3 ways to help your patients beat the heat
Check out these tips for educating your clients about the dangers of overheated pets, plus strategies for keeping furry companions cool during warmer months.
During these hotter months, more veterinary clinics are treating pets for heatstroke. Clients are flocking outdoors and carrying their animal companions with them on spontaneous beach trips and long picnics. When exposed to prolonged heat, a pet's body temperature can rise to dangerous levels.
To curtail this threat and to help educate owners about the serious consequences of overheating Covetrus—a global animal-health technology, and service company, provided dvm360® with 3 safeguards for keeping your patients, cool, safe, and comfortable during the warmer months.

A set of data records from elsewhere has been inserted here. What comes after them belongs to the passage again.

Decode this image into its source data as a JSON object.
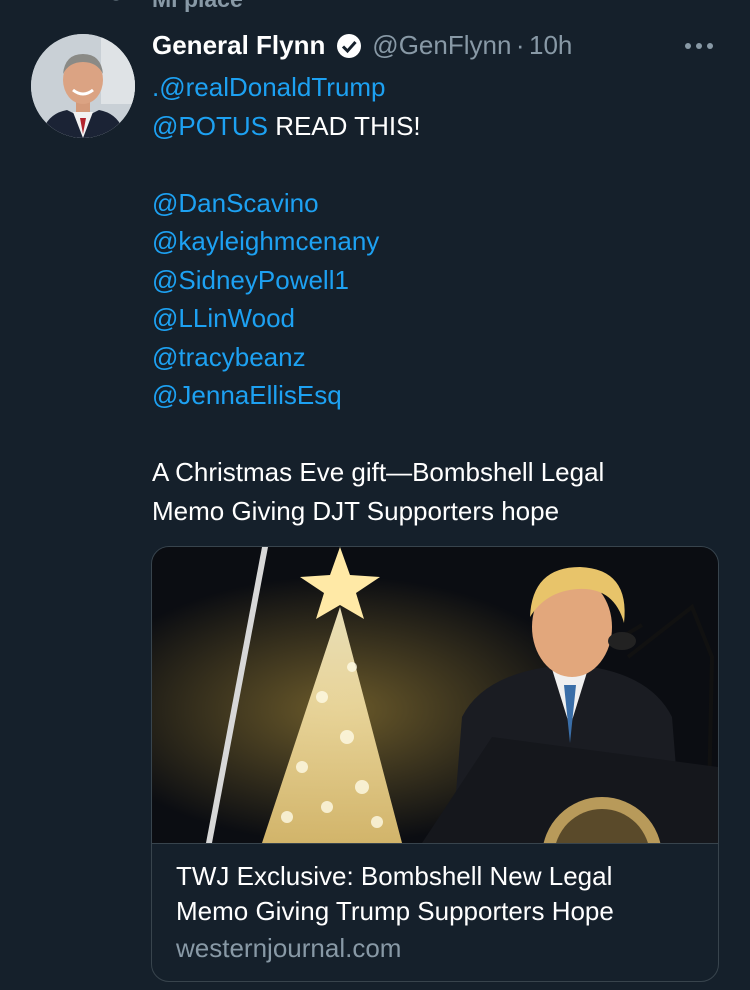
{
  "activity": {
    "label": "Mi piace"
  },
  "tweet": {
    "author_name": "General Flynn",
    "handle": "@GenFlynn",
    "separator": "·",
    "time": "10h",
    "lines": {
      "l1": ".@realDonaldTrump",
      "l2_mention": "@POTUS",
      "l2_text": " READ THIS!",
      "m1": "@DanScavino",
      "m2": "@kayleighmcenany",
      "m3": "@SidneyPowell1",
      "m4": "@LLinWood",
      "m5": "@tracybeanz",
      "m6": "@JennaEllisEsq",
      "p1": "A Christmas Eve gift—Bombshell Legal",
      "p2": "Memo Giving DJT Supporters hope"
    }
  },
  "card": {
    "title_line1": "TWJ Exclusive: Bombshell New Legal",
    "title_line2": "Memo Giving Trump Supporters Hope",
    "domain": "westernjournal.com"
  },
  "colors": {
    "background": "#15202b",
    "link": "#1da1f2",
    "secondary": "#8899a6",
    "border": "#38444d"
  }
}
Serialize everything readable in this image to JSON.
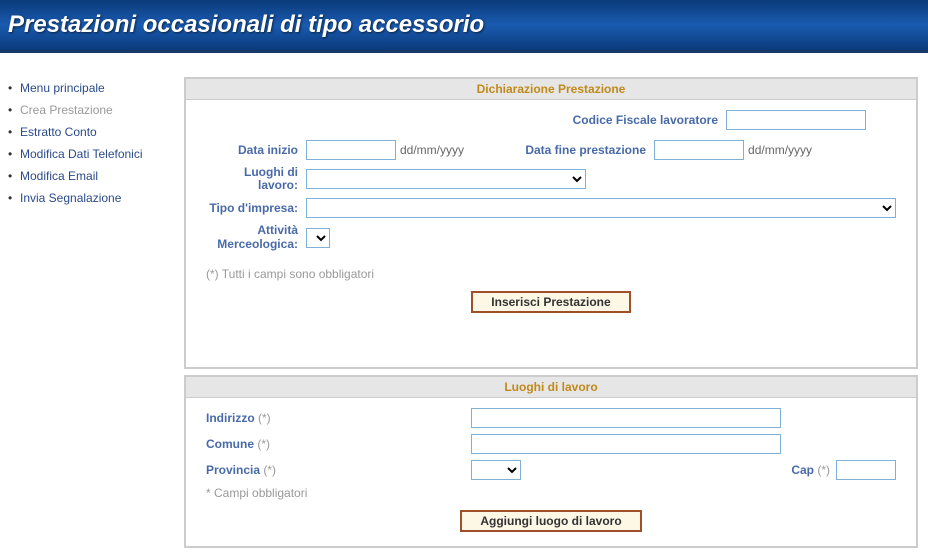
{
  "header": {
    "title": "Prestazioni occasionali di tipo accessorio"
  },
  "sidebar": {
    "items": [
      {
        "label": "Menu principale",
        "active": false
      },
      {
        "label": "Crea Prestazione",
        "active": true
      },
      {
        "label": "Estratto Conto",
        "active": false
      },
      {
        "label": "Modifica Dati Telefonici",
        "active": false
      },
      {
        "label": "Modifica Email",
        "active": false
      },
      {
        "label": "Invia Segnalazione",
        "active": false
      }
    ]
  },
  "panel1": {
    "title": "Dichiarazione Prestazione",
    "codice_fiscale_label": "Codice Fiscale lavoratore",
    "data_inizio_label": "Data inizio",
    "data_fine_label": "Data fine prestazione",
    "date_hint": "dd/mm/yyyy",
    "luoghi_lavoro_label": "Luoghi di lavoro:",
    "tipo_impresa_label": "Tipo d'impresa:",
    "attivita_label": "Attività Merceologica:",
    "mandatory_note": "(*) Tutti i campi sono obbligatori",
    "submit_label": "Inserisci Prestazione"
  },
  "panel2": {
    "title": "Luoghi di lavoro",
    "indirizzo_label": "Indirizzo",
    "comune_label": "Comune",
    "provincia_label": "Provincia",
    "cap_label": "Cap",
    "star": "(*)",
    "mandatory_note": "* Campi obbligatori",
    "submit_label": "Aggiungi luogo di lavoro"
  }
}
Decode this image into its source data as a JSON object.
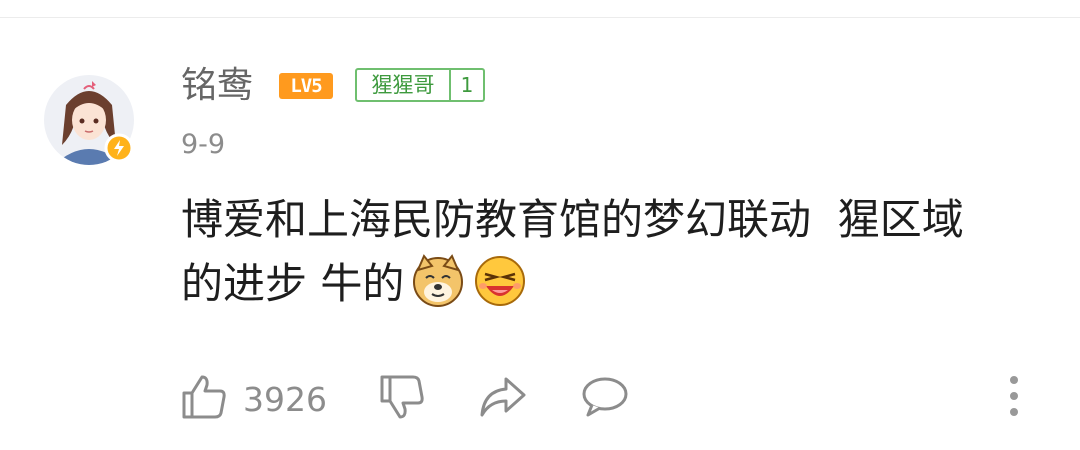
{
  "comment": {
    "username": "铭鸯",
    "level_badge": "LV5",
    "fan_badge": {
      "name": "猩猩哥",
      "level": "1"
    },
    "date": "9-9",
    "text_line1": "博爱和上海民防教育馆的梦幻联动  猩区域",
    "text_line2": "的进步 牛的",
    "emojis": [
      "doge-emoji",
      "laughing-emoji"
    ]
  },
  "actions": {
    "like_count": "3926",
    "icons": [
      "thumbs-up-icon",
      "thumbs-down-icon",
      "share-icon",
      "reply-icon",
      "more-icon"
    ]
  },
  "colors": {
    "level_badge": "#ff9a1e",
    "fan_badge": "#6fbf6f",
    "meta_text": "#8c8c8c"
  }
}
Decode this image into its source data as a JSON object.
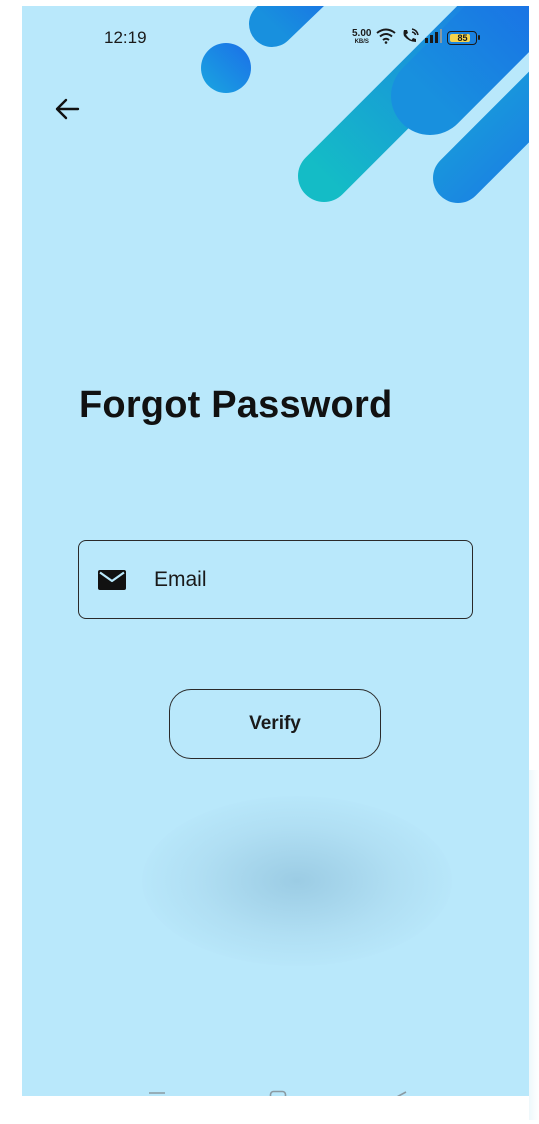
{
  "status_bar": {
    "time": "12:19",
    "net_speed_value": "5.00",
    "net_speed_unit": "KB/S",
    "battery_level": "85",
    "battery_fraction": 0.85
  },
  "header": {
    "back_icon": "arrow-left-icon"
  },
  "main": {
    "title": "Forgot Password",
    "email": {
      "icon": "mail-icon",
      "placeholder": "Email",
      "value": ""
    },
    "verify_label": "Verify"
  },
  "nav_bar": {
    "menu_icon": "menu-icon",
    "home_icon": "home-square-icon",
    "back_icon": "back-triangle-icon"
  },
  "colors": {
    "background": "#b9e8fb",
    "accent_blue": "#1e78e6",
    "accent_teal": "#14b4c8"
  }
}
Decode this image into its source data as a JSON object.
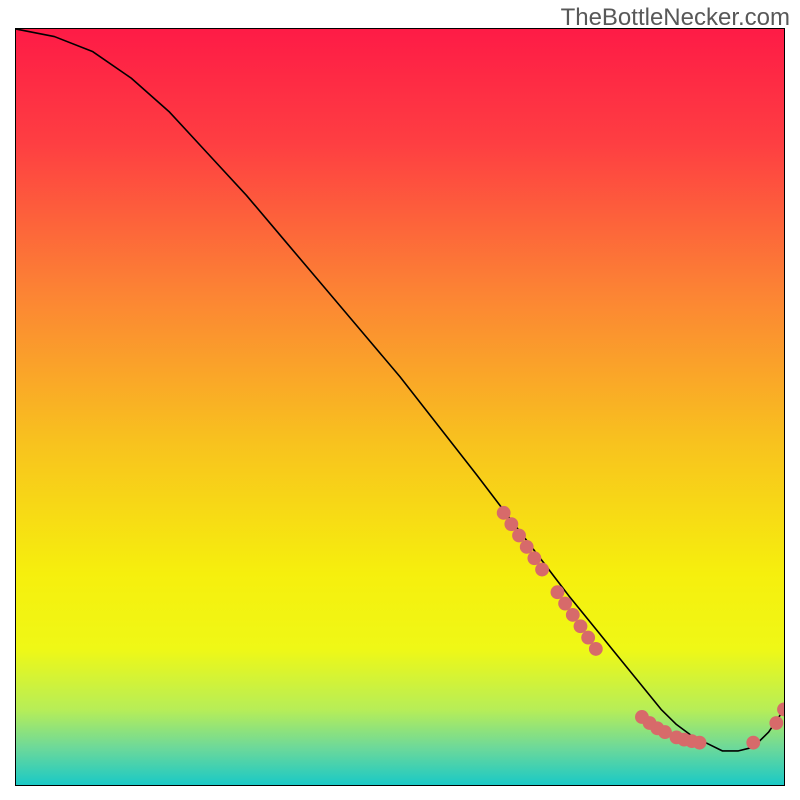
{
  "watermark": "TheBottleNecker.com",
  "chart_data": {
    "type": "line",
    "title": "",
    "xlabel": "",
    "ylabel": "",
    "xlim": [
      0,
      100
    ],
    "ylim": [
      0,
      100
    ],
    "grid": false,
    "legend": false,
    "background": "vertical rainbow gradient red→yellow→green",
    "series": [
      {
        "name": "curve",
        "x": [
          0,
          5,
          10,
          15,
          20,
          25,
          30,
          35,
          40,
          45,
          50,
          55,
          60,
          63,
          66,
          69,
          72,
          74,
          76,
          78,
          80,
          82,
          84,
          86,
          88,
          90,
          92,
          94,
          96,
          98,
          100
        ],
        "y": [
          100,
          99,
          97,
          93.5,
          89,
          83.5,
          78,
          72,
          66,
          60,
          54,
          47.5,
          41,
          37,
          33,
          29,
          25,
          22.5,
          20,
          17.5,
          15,
          12.5,
          10,
          8,
          6.5,
          5.5,
          4.5,
          4.5,
          5,
          7,
          10
        ]
      }
    ],
    "markers": [
      {
        "x": 63.5,
        "y": 36
      },
      {
        "x": 64.5,
        "y": 34.5
      },
      {
        "x": 65.5,
        "y": 33
      },
      {
        "x": 66.5,
        "y": 31.5
      },
      {
        "x": 67.5,
        "y": 30
      },
      {
        "x": 68.5,
        "y": 28.5
      },
      {
        "x": 70.5,
        "y": 25.5
      },
      {
        "x": 71.5,
        "y": 24
      },
      {
        "x": 72.5,
        "y": 22.5
      },
      {
        "x": 73.5,
        "y": 21
      },
      {
        "x": 74.5,
        "y": 19.5
      },
      {
        "x": 75.5,
        "y": 18
      },
      {
        "x": 81.5,
        "y": 9
      },
      {
        "x": 82.5,
        "y": 8.2
      },
      {
        "x": 83.5,
        "y": 7.5
      },
      {
        "x": 84.5,
        "y": 7.0
      },
      {
        "x": 86.0,
        "y": 6.3
      },
      {
        "x": 87.0,
        "y": 6.0
      },
      {
        "x": 88.0,
        "y": 5.8
      },
      {
        "x": 89.0,
        "y": 5.6
      },
      {
        "x": 96.0,
        "y": 5.6
      },
      {
        "x": 99.0,
        "y": 8.2
      },
      {
        "x": 100.0,
        "y": 10
      }
    ],
    "marker_color": "#d76a6a",
    "marker_radius_data_x": 0.9
  }
}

1. Plan outdoor activities ahead of time
Encourage clients to monitor the daily forecast, heat index, temperatures both inside buildings and outside the home, and the temperatures inside vehicles. If they have second thoughts about whether they should bring their animal outside, advise them to always play it safe and keep them inside.
2. Different pets have individual temperature needs
The heat affects pets differently. It’s important to remind your clients that animals come in a variety of breeds, shapes, sizes, and of course, fur. Not only do you need to be wary of temperature levels, but you must also teach them about conditions that work best for their pet's breed and individual needs. Here are some important heat-related facts to share with your clients:
- Darker-coated animals absorb more heat than those with lighter coats.
- Animals with double coats have a natural layer of insulation to protect them against heat.
- Animals with matted double coats struggle to stay cool. Do not cut the mats away or shave their coat; instead, comb them out as much as possible.
- Single-coated animals can be shaved to be more comfortable.
3. Be proactive
Remind your clients that it’s OK to sacrifice a little fun for their pet’s safety. In addition, provide them with a few tips and tricks for keeping their pets hydrated and cool indoors during the summer including:
- Using fans, misters, air conditioning, etc.
- Warn your clients that hot pavement could be potentially painful for their pets. As a rule of thumb, if the pavement is too hot for their hand, it's definitely too hot for their paw pads.
- Odds are, animals are not going to want to run around when the air is hot and humid. Advise clients to opt for indoor activities to keep the pet entertained and completely cool.
Following these measures not only guarantees the pet's utmost well-being but keeps the stress off both the owner and the veterinary team as well.